▶ How to complete this task: Wherever the word "Applied" occurs in the lines below, copy the whole line.

▶ Dataset rows describing interfaces:
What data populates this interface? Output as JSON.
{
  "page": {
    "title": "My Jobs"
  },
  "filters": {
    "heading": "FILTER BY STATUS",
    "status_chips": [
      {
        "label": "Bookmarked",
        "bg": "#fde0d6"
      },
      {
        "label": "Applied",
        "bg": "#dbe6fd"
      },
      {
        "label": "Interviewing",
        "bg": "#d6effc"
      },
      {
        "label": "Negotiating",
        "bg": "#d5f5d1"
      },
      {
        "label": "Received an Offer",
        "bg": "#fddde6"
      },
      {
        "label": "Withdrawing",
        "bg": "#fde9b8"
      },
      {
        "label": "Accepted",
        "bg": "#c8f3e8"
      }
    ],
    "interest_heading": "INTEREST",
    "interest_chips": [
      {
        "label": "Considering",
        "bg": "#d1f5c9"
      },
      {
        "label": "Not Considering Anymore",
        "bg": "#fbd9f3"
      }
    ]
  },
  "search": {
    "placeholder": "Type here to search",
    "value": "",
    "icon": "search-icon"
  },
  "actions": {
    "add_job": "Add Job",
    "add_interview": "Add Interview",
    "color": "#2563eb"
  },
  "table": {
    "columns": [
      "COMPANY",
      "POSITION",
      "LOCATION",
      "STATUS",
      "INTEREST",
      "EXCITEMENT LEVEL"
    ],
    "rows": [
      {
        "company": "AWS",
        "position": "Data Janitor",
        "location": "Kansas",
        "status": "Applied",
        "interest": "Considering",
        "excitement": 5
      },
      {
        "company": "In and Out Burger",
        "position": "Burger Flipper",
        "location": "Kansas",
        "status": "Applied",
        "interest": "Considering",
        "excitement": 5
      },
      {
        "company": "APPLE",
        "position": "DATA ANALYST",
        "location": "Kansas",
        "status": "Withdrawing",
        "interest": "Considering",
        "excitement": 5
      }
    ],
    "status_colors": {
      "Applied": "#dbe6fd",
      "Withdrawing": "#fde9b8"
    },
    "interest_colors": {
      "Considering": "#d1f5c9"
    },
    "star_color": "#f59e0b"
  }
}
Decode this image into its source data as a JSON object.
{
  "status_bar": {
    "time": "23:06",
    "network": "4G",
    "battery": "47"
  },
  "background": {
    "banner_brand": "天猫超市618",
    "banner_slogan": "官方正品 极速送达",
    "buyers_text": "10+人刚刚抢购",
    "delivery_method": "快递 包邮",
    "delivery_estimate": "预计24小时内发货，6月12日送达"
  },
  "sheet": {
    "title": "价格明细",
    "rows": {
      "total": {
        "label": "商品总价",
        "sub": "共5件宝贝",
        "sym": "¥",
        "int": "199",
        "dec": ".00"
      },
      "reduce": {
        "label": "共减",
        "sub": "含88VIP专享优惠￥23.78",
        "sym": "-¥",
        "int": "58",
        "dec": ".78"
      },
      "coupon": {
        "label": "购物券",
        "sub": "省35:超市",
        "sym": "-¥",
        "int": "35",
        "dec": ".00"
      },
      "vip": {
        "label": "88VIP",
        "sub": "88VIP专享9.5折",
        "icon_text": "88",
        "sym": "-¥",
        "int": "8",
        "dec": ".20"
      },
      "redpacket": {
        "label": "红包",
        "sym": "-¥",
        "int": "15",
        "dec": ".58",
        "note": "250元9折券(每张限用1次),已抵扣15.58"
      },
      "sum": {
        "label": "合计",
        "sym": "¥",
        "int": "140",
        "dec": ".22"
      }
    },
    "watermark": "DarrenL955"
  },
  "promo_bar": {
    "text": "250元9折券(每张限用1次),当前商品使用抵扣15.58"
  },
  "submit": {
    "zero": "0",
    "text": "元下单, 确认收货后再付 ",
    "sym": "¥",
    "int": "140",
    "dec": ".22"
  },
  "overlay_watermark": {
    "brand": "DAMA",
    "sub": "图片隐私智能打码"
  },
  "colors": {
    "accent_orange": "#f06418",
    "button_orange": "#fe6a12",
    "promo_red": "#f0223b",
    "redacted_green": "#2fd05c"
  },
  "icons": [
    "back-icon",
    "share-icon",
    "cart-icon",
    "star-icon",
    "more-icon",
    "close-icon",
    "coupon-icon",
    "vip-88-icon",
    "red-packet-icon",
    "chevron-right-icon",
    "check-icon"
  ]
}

▶ Response area:
        "label": "Applied",
        "status": "Applied",
        "status": "Applied",
      "Applied": "#dbe6fd",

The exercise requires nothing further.